## Data records
- - - - -
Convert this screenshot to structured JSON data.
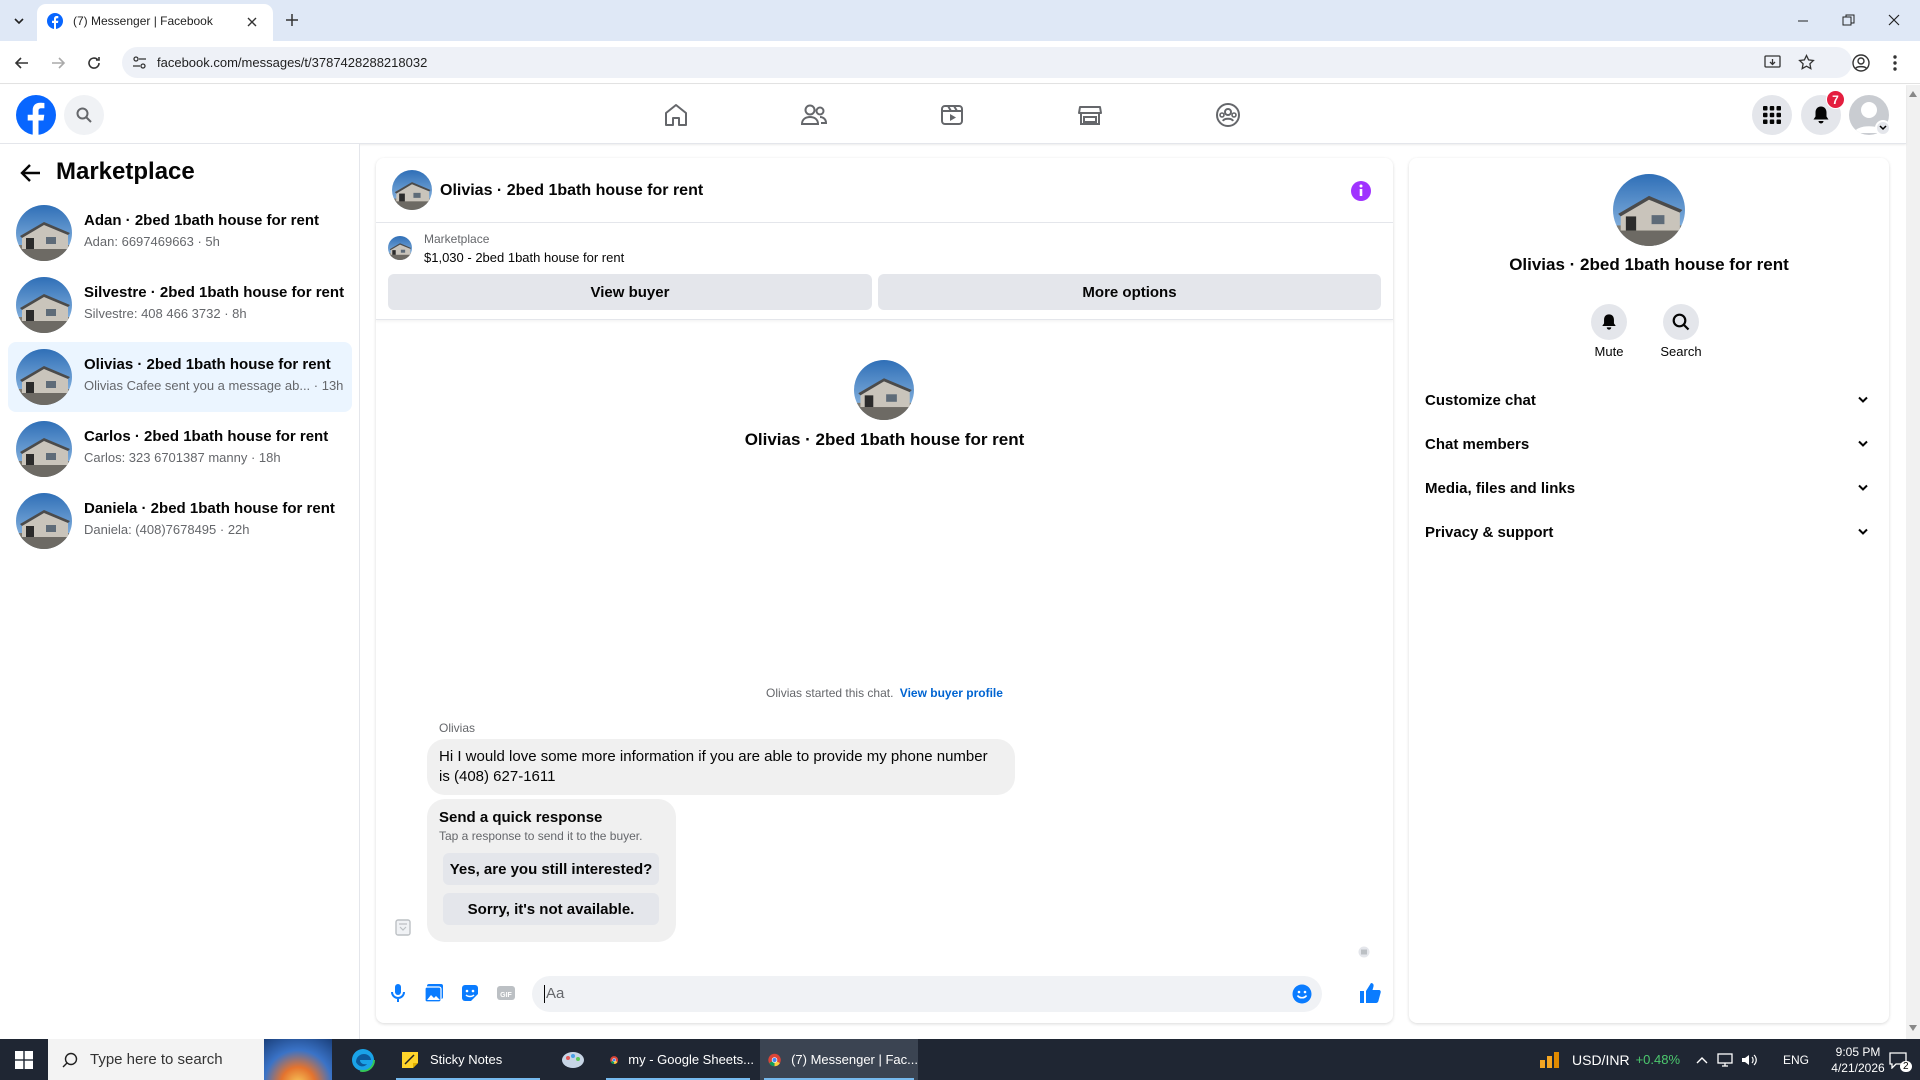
{
  "browser": {
    "tab_title": "(7) Messenger | Facebook",
    "url": "facebook.com/messages/t/3787428288218032"
  },
  "header": {
    "notification_count": "7",
    "nav_items": [
      "home-icon",
      "friends-icon",
      "watch-icon",
      "marketplace-icon",
      "groups-icon"
    ]
  },
  "sidebar": {
    "title": "Marketplace",
    "conversations": [
      {
        "name": "Adan · 2bed 1bath house for rent",
        "snippet": "Adan: 6697469663 · 5h",
        "active": false
      },
      {
        "name": "Silvestre · 2bed 1bath house for rent",
        "snippet": "Silvestre: 408 466 3732 · 8h",
        "active": false
      },
      {
        "name": "Olivias · 2bed 1bath house for rent",
        "snippet": "Olivias Cafee sent you a message ab... · 13h",
        "active": true
      },
      {
        "name": "Carlos · 2bed 1bath house for rent",
        "snippet": "Carlos: 323 6701387 manny · 18h",
        "active": false
      },
      {
        "name": "Daniela · 2bed 1bath house for rent",
        "snippet": "Daniela: (408)7678495 · 22h",
        "active": false
      }
    ]
  },
  "chat": {
    "title": "Olivias · 2bed 1bath house for rent",
    "listing_source": "Marketplace",
    "listing_detail": "$1,030 - 2bed 1bath house for rent",
    "view_buyer": "View buyer",
    "more_options": "More options",
    "intro_name": "Olivias · 2bed 1bath house for rent",
    "started_text": "Olivias started this chat.",
    "view_buyer_profile": "View buyer profile",
    "sender": "Olivias",
    "message_line1": "Hi I would love some more information if you are able to provide my phone number",
    "message_line2": "is (408) 627-1611",
    "quick_title": "Send a quick response",
    "quick_subtitle": "Tap a response to send it to the buyer.",
    "quick_options": [
      "Yes, are you still interested?",
      "Sorry, it's not available."
    ],
    "composer_placeholder": "Aa"
  },
  "details": {
    "name": "Olivias · 2bed 1bath house for rent",
    "mute_label": "Mute",
    "search_label": "Search",
    "sections": [
      "Customize chat",
      "Chat members",
      "Media, files and links",
      "Privacy & support"
    ]
  },
  "taskbar": {
    "search_placeholder": "Type here to search",
    "apps": [
      "Sticky Notes",
      "my - Google Sheets...",
      "(7) Messenger | Fac..."
    ],
    "ticker_label": "USD/INR",
    "ticker_change": "+0.48%",
    "language": "ENG",
    "time": "9:05 PM",
    "date": "4/21/2026",
    "notif_count": "2"
  },
  "colors": {
    "fb_blue": "#0866ff",
    "messenger_accent": "#0a7cff",
    "badge_red": "#e41e3f",
    "info_purple": "#a033ff",
    "ticker_green": "#4cc86e"
  }
}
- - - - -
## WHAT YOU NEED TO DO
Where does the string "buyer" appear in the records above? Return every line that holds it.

## TASK OUTPUT
    "view_buyer": "View buyer",
    "view_buyer_profile": "View buyer profile",
    "quick_subtitle": "Tap a response to send it to the buyer.",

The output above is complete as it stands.